Cash Flow Analysis
- The effects
of growth on
cash flow and earnings
- How free cash flow
- Don’t blame EBITDA for
- The borrowing base
impacts cash flow and equity
- The debt repayment
schedule can predict a
How free cash flow benefits investors
Free cash flow represents operating cash flow after
interest, cash taxes, and normal capital expenditures. It’s the cash flow
available to a business that is used for dividends, debt repayment,
acquisitions or new business opportunities. Investors use free cash flow to
evaluate stock prices, as an alternative to using EPS. Free cash flow
accumulates and over time it increases share value.
These are payments that are made to acquire property,
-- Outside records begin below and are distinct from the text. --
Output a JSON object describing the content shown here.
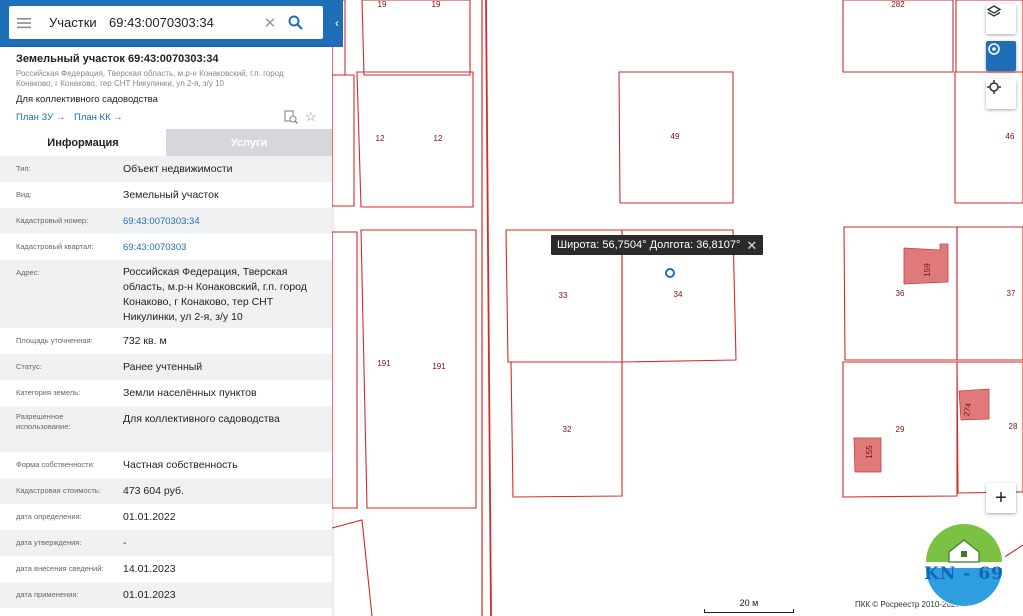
{
  "search": {
    "layer": "Участки",
    "query": "69:43:0070303:34"
  },
  "object": {
    "title": "Земельный участок 69:43:0070303:34",
    "region": "Российская Федерация, Тверская область, м.р-н Конаковский, г.п. город Конаково, г Конаково, тер СНТ Никулинки, ул 2-я, з/у 10",
    "type": "Для коллективного садоводства",
    "plan_zu": "План ЗУ",
    "plan_kk": "План КК"
  },
  "tabs": [
    "Информация",
    "Услуги"
  ],
  "info": [
    {
      "label": "Тип:",
      "value": "Объект недвижимости"
    },
    {
      "label": "Вид:",
      "value": "Земельный участок"
    },
    {
      "label": "Кадастровый номер:",
      "value": "69:43:0070303:34",
      "link": true
    },
    {
      "label": "Кадастровый квартал:",
      "value": "69:43:0070303",
      "link": true
    },
    {
      "label": "Адрес:",
      "value": "Российская Федерация, Тверская область, м.р-н Конаковский, г.п. город Конаково, г Конаково, тер СНТ Никулинки, ул 2-я, з/у 10"
    },
    {
      "label": "Площадь уточненная:",
      "value": "732 кв. м"
    },
    {
      "label": "Статус:",
      "value": "Ранее учтенный"
    },
    {
      "label": "Категория земель:",
      "value": "Земли населённых пунктов"
    },
    {
      "label": "Разрешенное использование:",
      "value": "Для коллективного садоводства"
    },
    {
      "label": "Форма собственности:",
      "value": "Частная собственность"
    },
    {
      "label": "Кадастровая стоимость:",
      "value": "473 604 руб."
    },
    {
      "label": "дата определения:",
      "value": "01.01.2022"
    },
    {
      "label": "дата утверждения:",
      "value": "-"
    },
    {
      "label": "дата внесения сведений:",
      "value": "14.01.2023"
    },
    {
      "label": "дата применения:",
      "value": "01.01.2023"
    }
  ],
  "map": {
    "coord_popup": "Широта: 56,7504° Долгота: 36,8107°",
    "scale_label": "20 м",
    "copyright": "ПКК © Росреестр 2010-2023",
    "plot_labels": [
      "19",
      "19",
      "282",
      "12",
      "12",
      "49",
      "46",
      "33",
      "34",
      "36",
      "37",
      "191",
      "191",
      "32",
      "29",
      "28"
    ],
    "building_labels": [
      "159",
      "274",
      "155"
    ],
    "zoom_in": "+",
    "logo_text": "KN - 69",
    "colors": {
      "accent": "#1e6fb8",
      "parcel": "#d42a2a",
      "building": "#e07a7a"
    }
  }
}
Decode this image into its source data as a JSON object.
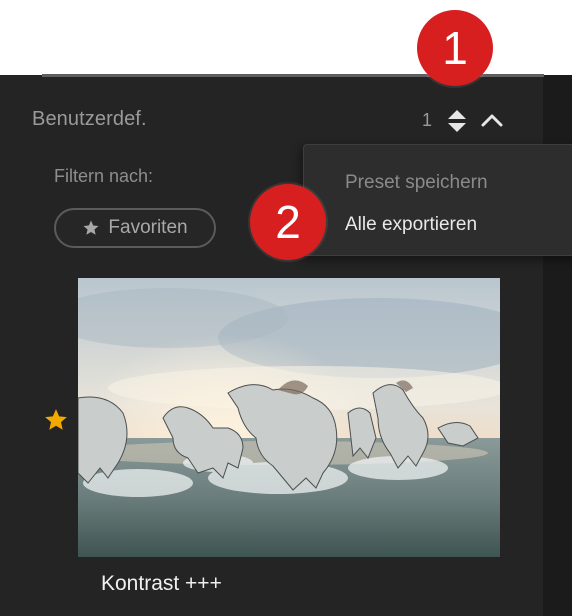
{
  "panel": {
    "section_title": "Benutzerdef.",
    "count": "1",
    "filter_label": "Filtern nach:",
    "favorites_button": "Favoriten"
  },
  "dropdown": {
    "items": [
      {
        "label": "Preset speichern",
        "enabled": false
      },
      {
        "label": "Alle exportieren",
        "enabled": true
      }
    ]
  },
  "badges": [
    "1",
    "2"
  ],
  "preset": {
    "name": "Kontrast +++",
    "favorite": true,
    "thumbnail_icon": "horses-photo"
  },
  "icons": {
    "sort": "sort-updown-icon",
    "collapse": "chevron-up-icon",
    "favorite": "star-icon"
  },
  "colors": {
    "panel_bg": "#242424",
    "badge_red": "#d81f1f",
    "star_gold": "#f2a900"
  }
}
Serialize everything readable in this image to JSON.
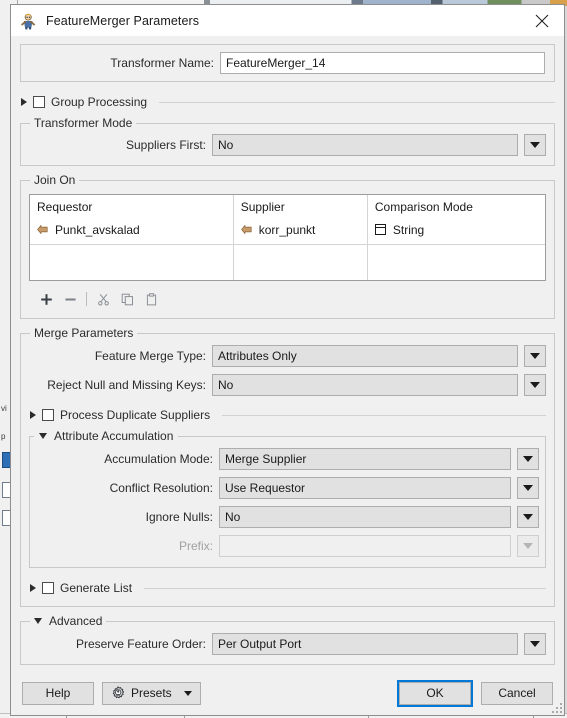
{
  "window": {
    "title": "FeatureMerger Parameters",
    "icon": "featuremerger-icon",
    "close_icon": "close-icon"
  },
  "transformer_name": {
    "label": "Transformer Name:",
    "value": "FeatureMerger_14"
  },
  "group_processing": {
    "label": "Group Processing",
    "expanded": false,
    "checked": false
  },
  "transformer_mode": {
    "title": "Transformer Mode",
    "suppliers_first": {
      "label": "Suppliers First:",
      "value": "No"
    }
  },
  "join_on": {
    "title": "Join On",
    "columns": [
      "Requestor",
      "Supplier",
      "Comparison Mode"
    ],
    "rows": [
      {
        "requestor": "Punkt_avskalad",
        "requestor_icon": "attribute-icon",
        "supplier": "korr_punkt",
        "supplier_icon": "attribute-icon",
        "comparison_mode": "String",
        "comparison_icon": "string-mode-icon"
      }
    ],
    "toolbar": [
      {
        "name": "add-row-button",
        "icon": "plus-icon"
      },
      {
        "name": "remove-row-button",
        "icon": "minus-icon"
      },
      {
        "name": "cut-button",
        "icon": "scissors-icon"
      },
      {
        "name": "copy-button",
        "icon": "copy-icon"
      },
      {
        "name": "paste-button",
        "icon": "paste-icon"
      }
    ]
  },
  "merge_parameters": {
    "title": "Merge Parameters",
    "feature_merge_type": {
      "label": "Feature Merge Type:",
      "value": "Attributes Only"
    },
    "reject_null_and_missing_keys": {
      "label": "Reject Null and Missing Keys:",
      "value": "No"
    },
    "process_duplicate_suppliers": {
      "label": "Process Duplicate Suppliers",
      "expanded": false,
      "checked": false
    },
    "attribute_accumulation": {
      "label": "Attribute Accumulation",
      "expanded": true,
      "accumulation_mode": {
        "label": "Accumulation Mode:",
        "value": "Merge Supplier"
      },
      "conflict_resolution": {
        "label": "Conflict Resolution:",
        "value": "Use Requestor"
      },
      "ignore_nulls": {
        "label": "Ignore Nulls:",
        "value": "No"
      },
      "prefix": {
        "label": "Prefix:",
        "value": "",
        "disabled": true
      }
    },
    "generate_list": {
      "label": "Generate List",
      "expanded": false,
      "checked": false
    }
  },
  "advanced": {
    "title": "Advanced",
    "expanded": true,
    "preserve_feature_order": {
      "label": "Preserve Feature Order:",
      "value": "Per Output Port"
    }
  },
  "footer": {
    "help_label": "Help",
    "presets_label": "Presets",
    "presets_icon": "presets-gear-icon",
    "ok_label": "OK",
    "cancel_label": "Cancel"
  },
  "colors": {
    "accent_focus": "#0078d7",
    "dialog_bg": "#f0f0f0",
    "control_bg": "#e1e1e1",
    "attribute_icon": "#c79b6a"
  }
}
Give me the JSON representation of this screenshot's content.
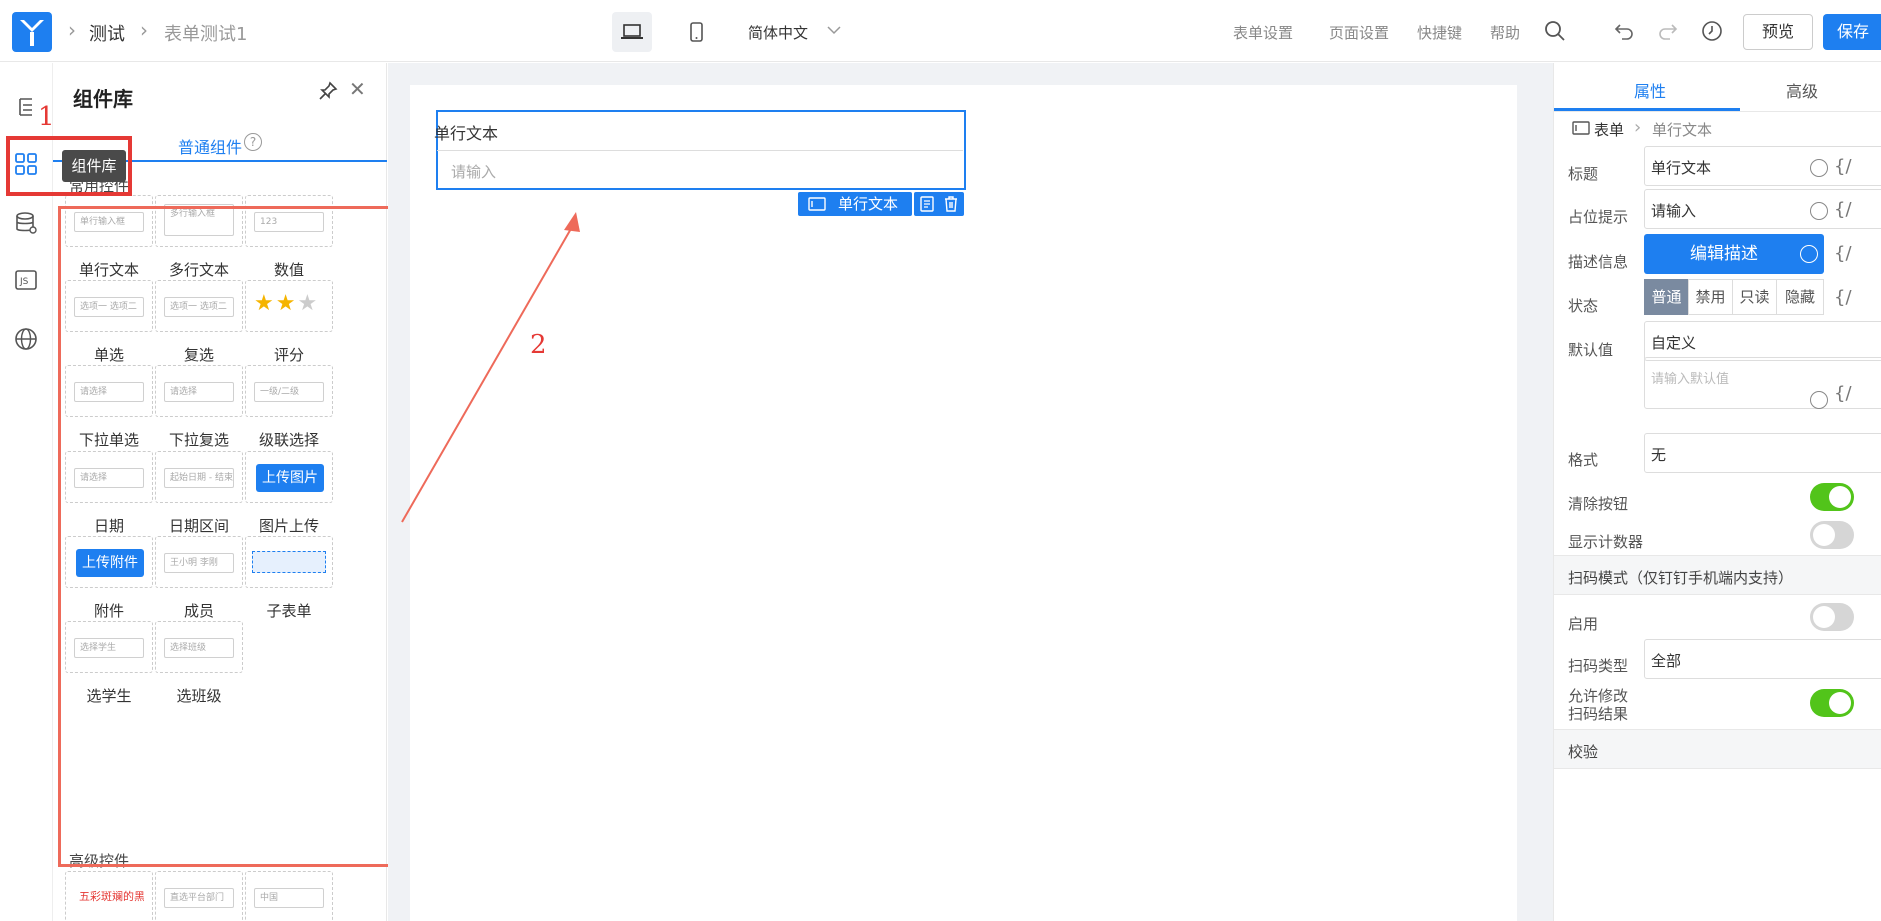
{
  "header": {
    "breadcrumb": [
      "测试",
      "表单测试1"
    ],
    "language": "简体中文",
    "menu": [
      "表单设置",
      "页面设置",
      "快捷键",
      "帮助"
    ],
    "preview_label": "预览",
    "save_label": "保存"
  },
  "panel": {
    "title": "组件库",
    "tab": "普通组件",
    "help_glyph": "?",
    "group_common": "常用控件",
    "group_advanced": "高级控件",
    "tooltip": "组件库",
    "components": [
      {
        "label": "单行文本",
        "preview": "单行输入框"
      },
      {
        "label": "多行文本",
        "preview": "多行输入框"
      },
      {
        "label": "数值",
        "preview": "123"
      },
      {
        "label": "单选",
        "preview": "选项一 选项二"
      },
      {
        "label": "复选",
        "preview": "选项一 选项二"
      },
      {
        "label": "评分",
        "preview": ""
      },
      {
        "label": "下拉单选",
        "preview": "请选择"
      },
      {
        "label": "下拉复选",
        "preview": "请选择"
      },
      {
        "label": "级联选择",
        "preview": "一级/二级"
      },
      {
        "label": "日期",
        "preview": "请选择"
      },
      {
        "label": "日期区间",
        "preview": "起始日期 - 结束日期"
      },
      {
        "label": "图片上传",
        "preview": "上传图片"
      },
      {
        "label": "附件",
        "preview": "上传附件"
      },
      {
        "label": "成员",
        "preview": "王小明 李刚"
      },
      {
        "label": "子表单",
        "preview": ""
      },
      {
        "label": "选学生",
        "preview": "选择学生"
      },
      {
        "label": "选班级",
        "preview": "选择班级"
      }
    ],
    "advanced_previews": [
      "五彩斑斓的黑",
      "直选平台部门",
      "中国"
    ]
  },
  "annotations": {
    "one": "1",
    "two": "2"
  },
  "canvas": {
    "field_label": "单行文本",
    "field_placeholder": "请输入",
    "tag_label": "单行文本"
  },
  "props": {
    "tabs": [
      "属性",
      "高级"
    ],
    "breadcrumb": [
      "表单",
      "单行文本"
    ],
    "title_label": "标题",
    "title_value": "单行文本",
    "placeholder_label": "占位提示",
    "placeholder_value": "请输入",
    "desc_label": "描述信息",
    "desc_button": "编辑描述",
    "state_label": "状态",
    "states": [
      "普通",
      "禁用",
      "只读",
      "隐藏"
    ],
    "default_label": "默认值",
    "default_mode": "自定义",
    "default_placeholder": "请输入默认值",
    "format_label": "格式",
    "format_value": "无",
    "clear_label": "清除按钮",
    "counter_label": "显示计数器",
    "scan_section": "扫码模式（仅钉钉手机端内支持）",
    "enable_label": "启用",
    "scan_type_label": "扫码类型",
    "scan_type_value": "全部",
    "allow_edit_label_1": "允许修改",
    "allow_edit_label_2": "扫码结果",
    "validate_section": "校验",
    "brace": "{/"
  },
  "colors": {
    "accent": "#1e7ff0",
    "toggle_on": "#52c41a",
    "annotation": "#e53935"
  }
}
plant or equipment, that have a useful life greater than the period
reported. Repairs and maintenance to property and equipment that extend
their lives are also capitalized. Depreciable assets are normally valued on
the books at cost less a deprecation method. The deprecation expense of the
asset should match its useful life or usage.
From a stock investor’s prospective, capital
expenditures are netted from free cash flow, thus reducing the amount
available to pay dividends or repay debt. Shareholders need to be concerned
about the appropriate level of capital expenditures: the amount needed to
replenish regular depreciation wear-and-tear, versus the amount needed for
future growth, and the timing of such investments.
Example: Unisys - A company that survived because
it properly used its free cash flow.
When Burroughs, once the number two computer
manufacturer in the world, acquired Sperry for cash in 1988, the merger
over-leveraged two old-line mainframe computer companies. The timing could
not have been worse; the acquisition closed as the computer market was
turning away from mainframes and moving towards personal computers. Over the
next decade and a half, Unisys slowly reduced its debt and reconfigured its
business model to an acceptable mix of services and manufacturing.
Historically, the merger was probably one of the worst business decisions
ever made, in terms of destroying shareholders’ value. The post acquisition
management teams, however, did a beautiful job of using the company’s free
cash flow to survive, and to a lesser degree, recapturing some of the
Investors make money from companies that generate
free cash flow. I would be negligent by not mentioning Microsoft as the
classic example of how free cash flow benefits investors.